These guys wouldn't even make
it in the peewee leagues.
As if the game itself wasn't wonderful, the visuals of DuckTales Remastered are nothing short of sensational, too. The formerly 8-bit sprites of the NES game have been updated with an incredible level of detail in animations and now look absolutely true to the cartoon. Levels have 3D foregrounds while the backgrounds are a 2D delight. Playing the game, I felt like I was controlling a genuinely faithful recreation of Scrooge McDuck in a highly animated and alive cartoon world.

And with a tip of his hat, the
enemy explodes at Scrooge's will.
...Okay, maybe the robo duck did that.
What further helped me grasp the dedication to the legitimacy of the cartoon is the return of the original cast, reprising their roles and sounding like they had never been on a two decade-long hiatus. The music has been recreated with new instruments and sounds really well done, but if you do get misty eyed for the original 8-bit themes, you can unlock them once you've beaten the game. All of this adds up to a game that represents the classic DuckTales cartoon in fantastic form.

The boss battles feature some creativity
that is very much appreciated!
WayForward's team has gone beyond the call of duty to make DuckTales Remastered a faithful tribute to not just the NES classic, but also to the Disney cartoon. The gameplay remains relatively unchanged, but the altered in addition to the brand-new levels gives new twists to a game that's familiar for many twenty-somethings on up. If you're new to the game, Remastered also shines in that regard. It's not nostalgia that makes DuckTales Remastered great. It's the tried and true gameplay, characters, and mechanics that keep Remastered from feeling dated. All in all, DuckTales Remastered is a game that will make most players go "Whoo-hoo!"

[SPC Says: 9.0/10]

Sunday, March 30, 2014

Fan-Made Mario Games You Should Have Played

The following is a post written by a friend.

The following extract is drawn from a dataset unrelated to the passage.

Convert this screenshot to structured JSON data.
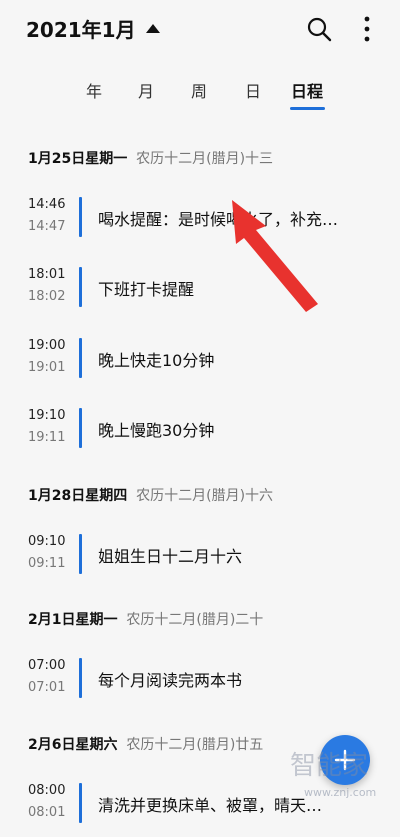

If you enjoy exploring new worlds with Mario, you'll love the wide selection of Mario Games at You can ground-pound your way through familiar and new enemies in all sorts of Mario World challenges. The adventures feature Mario's favorite pals, including Luigi, Yoshi, and Princess Peach. Put your retro gaming skills to the test, and try to conquer the infamous Bowser! Every Mario game features exciting side-scrolling or 3D action with addictive Nintendo gameplay.

Have you ever wanted to face Goombas and Piranha Plants in never-before-seen levels? Super Mario Star Scramble 2 features an entirely new platform world. Stuck on a colorful island, you must collect coins and special stars before time expires. This 8-bit Mario game pits you against flying Goombas, dangerous Koopa Troopas, and other foes. You can jump onto bricks and search for cloud platforms to reach new heights. Each level features a hidden coin, which you can collect for bonus points. Bounce on trampolines, bash Mystery Blocks, and guide Mario through tricky platforms to win!

Brave fighters will enjoy the fist-to-fist battles in Mario Combat. This unique fighting game sends Mario into the bowels of Bowser's lair. You will face grave dangers in every section within the antagonist's home. One punch can send you flying to your doom in fiery lava! To avoid an untimely death, Mario must punch through every evil Koopa Troopa. Throw fists quickly to perform combos and knock out the tiny minions. The intense battle will escalate as you wall-jump and fight on moving platforms. When you reach the final stage, Bowser will be ready for the ultimate duel. Dodge his flaming blasts, and deliver a deadly uppercut to defeat Mario's mortal enemy!